Michael Douglas plays real estate salesman Oren, an all-round curmudgeon and widower for a decade, father to an adult son who asks Oren to care for nearly-10-year-old granddaughter Sarah (Sterling Jerins) while her pop does time for a crime that never occurred and that he didn’t commit!
The film is mostly about the reconstruction of Oren, who lives in an apartment in a waterside building he owns. He’s trying to sell the house where he lived with his late wife for a grossly excessive price to fund retirement to go fishing in Vermont. Oren is so sorry for himself that it’s impossible for us filmgoers to feel sorry for him.
Living in the adjacent ground floor apartment is Leah (Diane Keaton) who sings in a local tavern and is inclined to burst into tears when singing a love song because she’s not over her late husband.
Oren doesn’t want to look after little Sarah; childless Leah offers to have her.
Readers with filmgoing experience will by now have worked out where the film is headed. Its best elements are Keaton, Jerins and the little movie that Sarah makes on her mobile phone showing a butterfly’s development from larval stage to flight. Keaton’s singing is by no means disagreeable.

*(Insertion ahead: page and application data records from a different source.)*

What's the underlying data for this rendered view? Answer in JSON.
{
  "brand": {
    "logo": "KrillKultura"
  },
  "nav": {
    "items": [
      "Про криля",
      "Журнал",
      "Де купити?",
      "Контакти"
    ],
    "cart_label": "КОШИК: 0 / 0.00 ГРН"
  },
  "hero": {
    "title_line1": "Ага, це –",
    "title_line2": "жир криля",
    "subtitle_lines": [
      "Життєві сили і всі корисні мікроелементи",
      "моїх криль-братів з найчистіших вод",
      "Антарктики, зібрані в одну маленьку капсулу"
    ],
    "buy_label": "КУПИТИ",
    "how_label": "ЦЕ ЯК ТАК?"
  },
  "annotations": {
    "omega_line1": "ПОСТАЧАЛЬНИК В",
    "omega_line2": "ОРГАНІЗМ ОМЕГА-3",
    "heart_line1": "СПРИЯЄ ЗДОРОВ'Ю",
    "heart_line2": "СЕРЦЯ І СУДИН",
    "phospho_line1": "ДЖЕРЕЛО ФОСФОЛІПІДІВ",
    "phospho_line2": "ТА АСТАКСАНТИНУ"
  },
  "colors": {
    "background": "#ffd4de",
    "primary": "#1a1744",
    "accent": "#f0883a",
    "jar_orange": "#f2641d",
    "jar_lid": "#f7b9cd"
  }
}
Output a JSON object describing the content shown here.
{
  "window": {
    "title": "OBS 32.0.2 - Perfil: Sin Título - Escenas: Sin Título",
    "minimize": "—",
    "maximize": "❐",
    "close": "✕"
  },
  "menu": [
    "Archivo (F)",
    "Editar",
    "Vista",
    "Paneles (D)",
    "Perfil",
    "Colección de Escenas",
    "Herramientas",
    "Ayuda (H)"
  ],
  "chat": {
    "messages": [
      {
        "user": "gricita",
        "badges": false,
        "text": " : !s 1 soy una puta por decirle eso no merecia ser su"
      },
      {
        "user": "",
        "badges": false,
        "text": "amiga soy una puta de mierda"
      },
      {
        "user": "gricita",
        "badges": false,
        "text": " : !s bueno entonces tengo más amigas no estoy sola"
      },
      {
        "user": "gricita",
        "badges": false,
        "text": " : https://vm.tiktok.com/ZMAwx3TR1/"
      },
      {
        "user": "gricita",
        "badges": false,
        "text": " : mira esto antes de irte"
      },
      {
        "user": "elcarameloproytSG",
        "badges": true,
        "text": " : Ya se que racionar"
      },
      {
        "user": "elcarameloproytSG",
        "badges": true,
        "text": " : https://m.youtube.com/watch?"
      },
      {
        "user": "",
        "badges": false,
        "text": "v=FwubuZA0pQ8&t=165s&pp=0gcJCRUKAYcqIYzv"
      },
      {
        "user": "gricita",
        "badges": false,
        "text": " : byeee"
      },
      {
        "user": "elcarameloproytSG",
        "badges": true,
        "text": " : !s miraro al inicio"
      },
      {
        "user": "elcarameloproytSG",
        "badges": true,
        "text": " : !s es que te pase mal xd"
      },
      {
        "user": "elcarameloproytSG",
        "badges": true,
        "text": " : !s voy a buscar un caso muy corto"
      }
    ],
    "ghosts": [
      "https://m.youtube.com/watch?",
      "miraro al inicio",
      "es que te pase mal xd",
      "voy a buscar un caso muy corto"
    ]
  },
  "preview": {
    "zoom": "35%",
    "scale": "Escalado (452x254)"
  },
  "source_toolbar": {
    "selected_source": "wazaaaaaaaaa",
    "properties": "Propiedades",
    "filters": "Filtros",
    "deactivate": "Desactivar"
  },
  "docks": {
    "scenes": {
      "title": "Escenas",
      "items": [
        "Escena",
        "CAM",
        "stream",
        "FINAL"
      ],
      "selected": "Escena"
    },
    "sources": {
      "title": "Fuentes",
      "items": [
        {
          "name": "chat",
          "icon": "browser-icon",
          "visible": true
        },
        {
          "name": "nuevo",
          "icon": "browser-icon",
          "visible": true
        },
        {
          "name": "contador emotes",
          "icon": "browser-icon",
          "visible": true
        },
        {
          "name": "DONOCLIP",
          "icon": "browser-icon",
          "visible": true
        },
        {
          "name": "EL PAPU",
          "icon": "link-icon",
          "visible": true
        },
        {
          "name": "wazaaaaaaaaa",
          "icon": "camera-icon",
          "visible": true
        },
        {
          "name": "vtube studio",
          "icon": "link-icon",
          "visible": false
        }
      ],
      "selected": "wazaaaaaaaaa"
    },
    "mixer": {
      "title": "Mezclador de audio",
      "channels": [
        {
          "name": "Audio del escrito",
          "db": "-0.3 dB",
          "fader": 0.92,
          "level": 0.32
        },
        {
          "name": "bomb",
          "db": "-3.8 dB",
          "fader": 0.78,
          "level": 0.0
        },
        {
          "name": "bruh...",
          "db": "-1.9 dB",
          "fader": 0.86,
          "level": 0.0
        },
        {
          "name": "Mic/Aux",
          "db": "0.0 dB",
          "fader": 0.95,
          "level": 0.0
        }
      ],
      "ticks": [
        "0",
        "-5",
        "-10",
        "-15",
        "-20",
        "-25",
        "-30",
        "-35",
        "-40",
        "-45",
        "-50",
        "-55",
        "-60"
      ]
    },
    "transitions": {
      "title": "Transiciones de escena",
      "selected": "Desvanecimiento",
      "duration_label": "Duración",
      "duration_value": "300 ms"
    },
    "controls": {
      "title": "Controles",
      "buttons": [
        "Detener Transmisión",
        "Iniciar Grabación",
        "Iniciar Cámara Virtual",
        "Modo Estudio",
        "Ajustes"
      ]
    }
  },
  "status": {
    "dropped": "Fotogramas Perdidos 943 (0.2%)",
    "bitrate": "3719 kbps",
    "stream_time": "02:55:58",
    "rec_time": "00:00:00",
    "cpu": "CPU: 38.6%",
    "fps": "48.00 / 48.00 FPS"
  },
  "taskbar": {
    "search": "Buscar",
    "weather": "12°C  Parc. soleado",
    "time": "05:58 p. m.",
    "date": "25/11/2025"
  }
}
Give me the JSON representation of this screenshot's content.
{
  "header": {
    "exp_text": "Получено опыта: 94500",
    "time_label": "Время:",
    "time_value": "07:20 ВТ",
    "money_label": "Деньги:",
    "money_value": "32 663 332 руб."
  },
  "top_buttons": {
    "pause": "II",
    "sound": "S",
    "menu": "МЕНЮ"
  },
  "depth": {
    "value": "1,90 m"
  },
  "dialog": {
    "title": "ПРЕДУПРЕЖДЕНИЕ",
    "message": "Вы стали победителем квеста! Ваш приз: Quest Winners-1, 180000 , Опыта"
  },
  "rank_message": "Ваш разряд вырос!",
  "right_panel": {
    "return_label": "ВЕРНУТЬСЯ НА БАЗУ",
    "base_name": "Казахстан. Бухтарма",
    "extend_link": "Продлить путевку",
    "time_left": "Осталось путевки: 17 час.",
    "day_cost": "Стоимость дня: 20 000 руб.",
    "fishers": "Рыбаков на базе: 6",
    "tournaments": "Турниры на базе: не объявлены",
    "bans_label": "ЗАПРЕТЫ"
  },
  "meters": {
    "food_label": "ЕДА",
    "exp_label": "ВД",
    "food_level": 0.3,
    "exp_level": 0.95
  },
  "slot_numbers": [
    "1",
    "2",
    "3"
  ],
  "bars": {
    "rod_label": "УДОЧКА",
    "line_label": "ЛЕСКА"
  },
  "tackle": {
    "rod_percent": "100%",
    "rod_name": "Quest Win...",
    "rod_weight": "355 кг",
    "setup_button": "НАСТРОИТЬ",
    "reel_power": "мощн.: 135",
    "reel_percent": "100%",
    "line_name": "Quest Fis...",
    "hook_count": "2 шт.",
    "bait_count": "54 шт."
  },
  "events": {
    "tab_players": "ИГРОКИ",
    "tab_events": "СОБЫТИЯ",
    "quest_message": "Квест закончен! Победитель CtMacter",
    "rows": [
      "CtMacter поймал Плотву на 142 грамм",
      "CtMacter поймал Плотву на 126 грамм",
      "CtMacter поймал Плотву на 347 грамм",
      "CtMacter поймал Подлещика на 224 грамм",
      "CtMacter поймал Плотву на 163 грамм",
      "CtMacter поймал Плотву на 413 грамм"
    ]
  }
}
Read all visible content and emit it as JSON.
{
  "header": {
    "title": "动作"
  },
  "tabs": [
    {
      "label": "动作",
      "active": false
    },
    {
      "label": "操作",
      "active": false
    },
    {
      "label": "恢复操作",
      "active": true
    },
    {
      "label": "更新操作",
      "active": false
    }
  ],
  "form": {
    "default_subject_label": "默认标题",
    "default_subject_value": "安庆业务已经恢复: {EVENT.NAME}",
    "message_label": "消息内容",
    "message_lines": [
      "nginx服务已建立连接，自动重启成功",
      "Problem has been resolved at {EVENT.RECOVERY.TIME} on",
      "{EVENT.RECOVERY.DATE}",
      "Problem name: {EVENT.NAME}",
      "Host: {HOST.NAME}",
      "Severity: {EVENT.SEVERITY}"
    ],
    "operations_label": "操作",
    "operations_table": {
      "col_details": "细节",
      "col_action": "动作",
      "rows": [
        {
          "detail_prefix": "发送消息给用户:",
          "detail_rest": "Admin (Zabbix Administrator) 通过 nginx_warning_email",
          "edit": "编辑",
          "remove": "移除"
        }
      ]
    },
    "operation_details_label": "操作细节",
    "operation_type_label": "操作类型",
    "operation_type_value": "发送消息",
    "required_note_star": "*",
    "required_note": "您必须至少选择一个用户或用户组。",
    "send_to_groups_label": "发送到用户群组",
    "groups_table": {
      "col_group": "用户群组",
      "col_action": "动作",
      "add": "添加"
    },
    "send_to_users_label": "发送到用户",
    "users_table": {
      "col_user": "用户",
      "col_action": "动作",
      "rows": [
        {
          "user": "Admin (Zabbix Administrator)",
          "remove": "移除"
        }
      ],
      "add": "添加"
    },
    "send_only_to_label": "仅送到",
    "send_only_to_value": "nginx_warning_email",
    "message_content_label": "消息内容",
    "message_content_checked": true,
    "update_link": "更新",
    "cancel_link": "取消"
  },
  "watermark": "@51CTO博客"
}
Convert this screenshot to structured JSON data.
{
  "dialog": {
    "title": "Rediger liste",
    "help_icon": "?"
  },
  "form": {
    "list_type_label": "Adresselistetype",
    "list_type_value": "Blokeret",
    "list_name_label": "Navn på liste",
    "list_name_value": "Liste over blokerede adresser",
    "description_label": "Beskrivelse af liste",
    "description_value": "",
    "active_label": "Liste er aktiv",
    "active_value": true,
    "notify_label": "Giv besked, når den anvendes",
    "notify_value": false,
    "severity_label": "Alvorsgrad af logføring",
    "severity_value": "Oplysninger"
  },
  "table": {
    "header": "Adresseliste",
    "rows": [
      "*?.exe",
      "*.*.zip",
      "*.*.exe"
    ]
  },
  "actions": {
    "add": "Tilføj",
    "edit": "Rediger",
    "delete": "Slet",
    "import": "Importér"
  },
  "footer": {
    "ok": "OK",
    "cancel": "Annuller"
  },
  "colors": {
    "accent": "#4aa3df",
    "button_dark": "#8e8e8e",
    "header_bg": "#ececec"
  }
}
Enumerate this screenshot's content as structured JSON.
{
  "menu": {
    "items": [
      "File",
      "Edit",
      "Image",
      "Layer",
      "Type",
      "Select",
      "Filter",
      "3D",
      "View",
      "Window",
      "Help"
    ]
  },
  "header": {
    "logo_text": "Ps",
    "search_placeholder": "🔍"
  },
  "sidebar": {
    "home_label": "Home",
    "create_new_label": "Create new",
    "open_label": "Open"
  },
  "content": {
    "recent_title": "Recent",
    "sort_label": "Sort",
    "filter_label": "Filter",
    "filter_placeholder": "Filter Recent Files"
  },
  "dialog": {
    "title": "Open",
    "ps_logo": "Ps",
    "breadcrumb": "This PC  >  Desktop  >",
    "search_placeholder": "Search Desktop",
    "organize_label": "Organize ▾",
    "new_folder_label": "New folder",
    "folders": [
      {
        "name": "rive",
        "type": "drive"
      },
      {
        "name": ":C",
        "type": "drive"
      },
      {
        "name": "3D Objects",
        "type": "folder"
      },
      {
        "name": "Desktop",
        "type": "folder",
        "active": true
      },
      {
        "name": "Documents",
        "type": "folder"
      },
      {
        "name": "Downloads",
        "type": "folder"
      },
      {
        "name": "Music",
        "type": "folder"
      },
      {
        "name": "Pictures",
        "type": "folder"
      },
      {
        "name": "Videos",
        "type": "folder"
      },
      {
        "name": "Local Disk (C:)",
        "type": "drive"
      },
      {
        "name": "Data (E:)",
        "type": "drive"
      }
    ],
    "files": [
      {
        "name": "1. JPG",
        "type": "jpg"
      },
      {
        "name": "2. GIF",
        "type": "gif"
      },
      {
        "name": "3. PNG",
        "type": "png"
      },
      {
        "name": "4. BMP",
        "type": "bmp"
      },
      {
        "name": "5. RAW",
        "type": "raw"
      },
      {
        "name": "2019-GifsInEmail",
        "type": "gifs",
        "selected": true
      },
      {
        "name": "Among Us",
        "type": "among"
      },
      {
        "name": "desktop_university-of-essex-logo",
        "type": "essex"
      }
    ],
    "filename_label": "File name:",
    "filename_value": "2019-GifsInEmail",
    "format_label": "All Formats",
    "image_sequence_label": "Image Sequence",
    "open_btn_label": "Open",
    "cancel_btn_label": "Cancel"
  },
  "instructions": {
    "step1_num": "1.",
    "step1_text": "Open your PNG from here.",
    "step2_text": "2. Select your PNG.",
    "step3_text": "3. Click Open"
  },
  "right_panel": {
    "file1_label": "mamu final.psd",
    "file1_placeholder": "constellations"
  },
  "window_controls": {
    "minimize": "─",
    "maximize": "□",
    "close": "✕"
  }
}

And to be fair to Michael Douglas, he brings credibility to the role or Oren.
At Palace Electric and Hoyts